REQUIRED ACTION: No pictures should be carried over. Output all other parts of the entries verbatim.
START EXERCISE DATA
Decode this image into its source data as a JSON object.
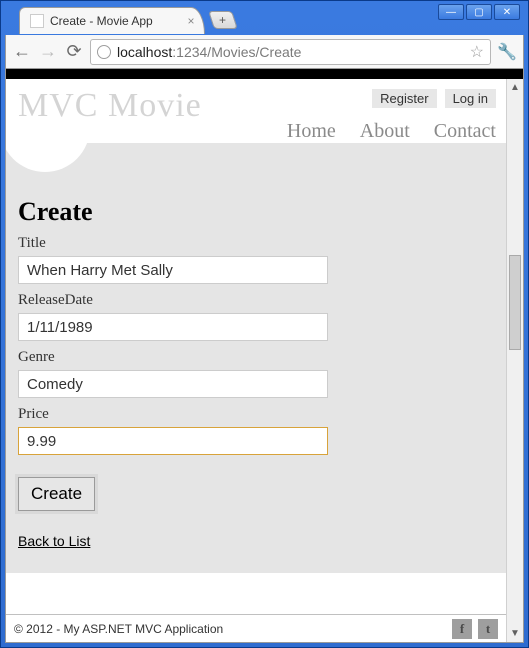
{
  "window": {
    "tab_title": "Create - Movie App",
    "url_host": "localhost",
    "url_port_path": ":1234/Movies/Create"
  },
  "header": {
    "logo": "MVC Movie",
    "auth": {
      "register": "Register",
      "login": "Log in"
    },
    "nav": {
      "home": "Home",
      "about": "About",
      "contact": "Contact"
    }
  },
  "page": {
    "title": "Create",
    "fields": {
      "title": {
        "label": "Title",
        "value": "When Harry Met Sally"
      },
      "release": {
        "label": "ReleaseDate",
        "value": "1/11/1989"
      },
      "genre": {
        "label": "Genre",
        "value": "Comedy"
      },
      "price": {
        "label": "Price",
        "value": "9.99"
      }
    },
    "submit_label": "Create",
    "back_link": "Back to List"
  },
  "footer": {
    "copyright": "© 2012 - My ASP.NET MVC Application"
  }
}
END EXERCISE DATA
YOUR RESPONSE:
Decode this image into its source data as a JSON object.
{
  "window": {
    "tab_title": "Create - Movie App",
    "url_host": "localhost",
    "url_port_path": ":1234/Movies/Create"
  },
  "header": {
    "logo": "MVC Movie",
    "auth": {
      "register": "Register",
      "login": "Log in"
    },
    "nav": {
      "home": "Home",
      "about": "About",
      "contact": "Contact"
    }
  },
  "page": {
    "title": "Create",
    "fields": {
      "title": {
        "label": "Title",
        "value": "When Harry Met Sally"
      },
      "release": {
        "label": "ReleaseDate",
        "value": "1/11/1989"
      },
      "genre": {
        "label": "Genre",
        "value": "Comedy"
      },
      "price": {
        "label": "Price",
        "value": "9.99"
      }
    },
    "submit_label": "Create",
    "back_link": "Back to List"
  },
  "footer": {
    "copyright": "© 2012 - My ASP.NET MVC Application"
  }
}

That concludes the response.